I am reporting from within the confines of my ancestral home in The Poconos, visiting zee familia for an unexpectedly generous amount of time, tracing back over the events of this past week.
Last Tuesday, my Bearded Companion and I packed our bags, donned brightly-colored raincoats, and headed into the afternoon, and New Jersey. Our plan was this: to travel from our bright white room in Brooklyn to Erik‘s house in Rumson for the evening, and then to Huntingdon the next day for Dirtfest, and a brief look at our old home. Some number of lazy days later, Ken and I left, driving across the center of the state where I was eventually left just outside of town limits, in the White Haven Wawa parking lot.
I left Jake in Huntingdon, where he belongs, where we all belong.
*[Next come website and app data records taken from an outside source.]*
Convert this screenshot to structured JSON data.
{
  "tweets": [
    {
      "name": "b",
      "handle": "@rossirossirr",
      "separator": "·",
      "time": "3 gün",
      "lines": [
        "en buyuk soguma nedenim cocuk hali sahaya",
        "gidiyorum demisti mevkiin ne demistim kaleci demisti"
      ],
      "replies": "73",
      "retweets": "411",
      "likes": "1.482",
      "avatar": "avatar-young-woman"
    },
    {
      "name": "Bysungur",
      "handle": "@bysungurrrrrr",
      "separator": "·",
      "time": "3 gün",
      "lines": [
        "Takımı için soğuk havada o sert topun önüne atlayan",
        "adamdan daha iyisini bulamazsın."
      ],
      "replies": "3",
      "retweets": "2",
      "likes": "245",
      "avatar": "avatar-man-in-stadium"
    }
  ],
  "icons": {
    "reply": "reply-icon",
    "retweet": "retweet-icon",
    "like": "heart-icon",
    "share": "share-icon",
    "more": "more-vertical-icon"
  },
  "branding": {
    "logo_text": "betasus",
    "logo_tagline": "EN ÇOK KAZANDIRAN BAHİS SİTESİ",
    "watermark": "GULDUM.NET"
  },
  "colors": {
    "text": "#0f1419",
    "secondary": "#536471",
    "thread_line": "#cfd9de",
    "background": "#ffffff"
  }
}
I am lonesome. It’s the summer now.
Here are cats about our trip.
It was, and is always strange to stay in our old apartment building. Since moving out of apartment #6, we’ve stayed with Evan— who is perhaps the best ever– a couple of times, and now Jake is living in the under-renovation #2, aka The Ghost Apartment. (#6 is currently filled with good people– the ones who lived there before we did, actually. Huntingdon is like that.) In any case, no matter where I live, I am always hungry for and hoping to receive mail. On this particular vacation, I walked through the door of 418 as I so often did, and glanced at the floor where the mailboxes are. On this occasion, I actually got mail. We moved out last July. (Huntingdon is like this.)
I was having a recent conversation about how, in New York, there are many places I like to go, maybe things I like to do. But in Huntingdon, every alleyway, sidewalk, tree and little cat lawn flag outside of every quiet, quaint house is imbued with meaning. I am reminded of rememory (thank you Judy Katz and Toni Morrison), and I am feeling it real hard on this night, in my last hour of being 23, 150 miles from my favored Companion.
In Beloved, Morrison writes,
Some things you forget. Other things you never do. But … Places, places are still there. If a house burns down, it’s gone, but the place—the picture of it—stays, and not just in my rememory, but out there, in the world. What I remember is a picture floating around out there outside my head. I mean, even if I don’t think it, even if I die, the picture of what I did, or knew, or saw is still out there. Right in the place where it happened…that place is real. It’s never going away. Even if the whole farm—every tree and glass blade of it dies. The picture is still there and what’s more, if you go there—you who was never there—if you go there and stand in the place where it was, it will happen again; it will be there for you, waiting for you.